*** Block opens ***
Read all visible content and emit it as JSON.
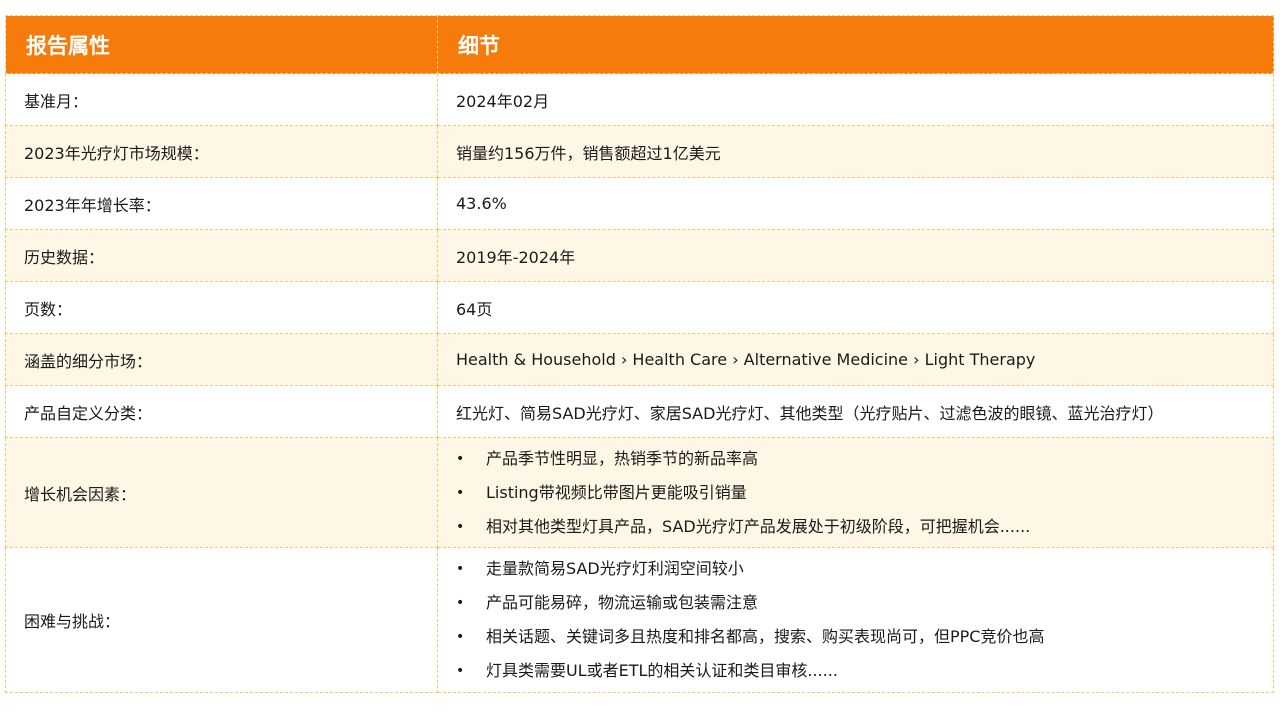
{
  "header": {
    "col1": "报告属性",
    "col2": "细节"
  },
  "rows": [
    {
      "label": "基准月：",
      "value": "2024年02月"
    },
    {
      "label": "2023年光疗灯市场规模：",
      "value": "销量约156万件，销售额超过1亿美元"
    },
    {
      "label": "2023年年增长率：",
      "value": "43.6%"
    },
    {
      "label": "历史数据：",
      "value": "2019年-2024年"
    },
    {
      "label": "页数：",
      "value": "64页"
    },
    {
      "label": "涵盖的细分市场：",
      "value": "Health & Household › Health Care › Alternative Medicine › Light Therapy"
    },
    {
      "label": "产品自定义分类：",
      "value": "红光灯、简易SAD光疗灯、家居SAD光疗灯、其他类型（光疗贴片、过滤色波的眼镜、蓝光治疗灯）"
    }
  ],
  "growth": {
    "label": "增长机会因素：",
    "items": [
      "产品季节性明显，热销季节的新品率高",
      "Listing带视频比带图片更能吸引销量",
      "相对其他类型灯具产品，SAD光疗灯产品发展处于初级阶段，可把握机会......"
    ]
  },
  "challenges": {
    "label": "困难与挑战：",
    "items": [
      "走量款简易SAD光疗灯利润空间较小",
      "产品可能易碎，物流运输或包装需注意",
      "相关话题、关键词多且热度和排名都高，搜索、购买表现尚可，但PPC竞价也高",
      "灯具类需要UL或者ETL的相关认证和类目审核......"
    ]
  },
  "colors": {
    "header_bg": "#f67b0a",
    "stripe_bg": "#fff7e6",
    "border": "#f8c766"
  }
}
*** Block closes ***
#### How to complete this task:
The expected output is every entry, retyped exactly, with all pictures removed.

#### Written solution:
Read all visible content and emit it as JSON.
{
  "header": {
    "col1": "报告属性",
    "col2": "细节"
  },
  "rows": [
    {
      "label": "基准月：",
      "value": "2024年02月"
    },
    {
      "label": "2023年光疗灯市场规模：",
      "value": "销量约156万件，销售额超过1亿美元"
    },
    {
      "label": "2023年年增长率：",
      "value": "43.6%"
    },
    {
      "label": "历史数据：",
      "value": "2019年-2024年"
    },
    {
      "label": "页数：",
      "value": "64页"
    },
    {
      "label": "涵盖的细分市场：",
      "value": "Health & Household › Health Care › Alternative Medicine › Light Therapy"
    },
    {
      "label": "产品自定义分类：",
      "value": "红光灯、简易SAD光疗灯、家居SAD光疗灯、其他类型（光疗贴片、过滤色波的眼镜、蓝光治疗灯）"
    }
  ],
  "growth": {
    "label": "增长机会因素：",
    "items": [
      "产品季节性明显，热销季节的新品率高",
      "Listing带视频比带图片更能吸引销量",
      "相对其他类型灯具产品，SAD光疗灯产品发展处于初级阶段，可把握机会......"
    ]
  },
  "challenges": {
    "label": "困难与挑战：",
    "items": [
      "走量款简易SAD光疗灯利润空间较小",
      "产品可能易碎，物流运输或包装需注意",
      "相关话题、关键词多且热度和排名都高，搜索、购买表现尚可，但PPC竞价也高",
      "灯具类需要UL或者ETL的相关认证和类目审核......"
    ]
  },
  "colors": {
    "header_bg": "#f67b0a",
    "stripe_bg": "#fff7e6",
    "border": "#f8c766"
  }
}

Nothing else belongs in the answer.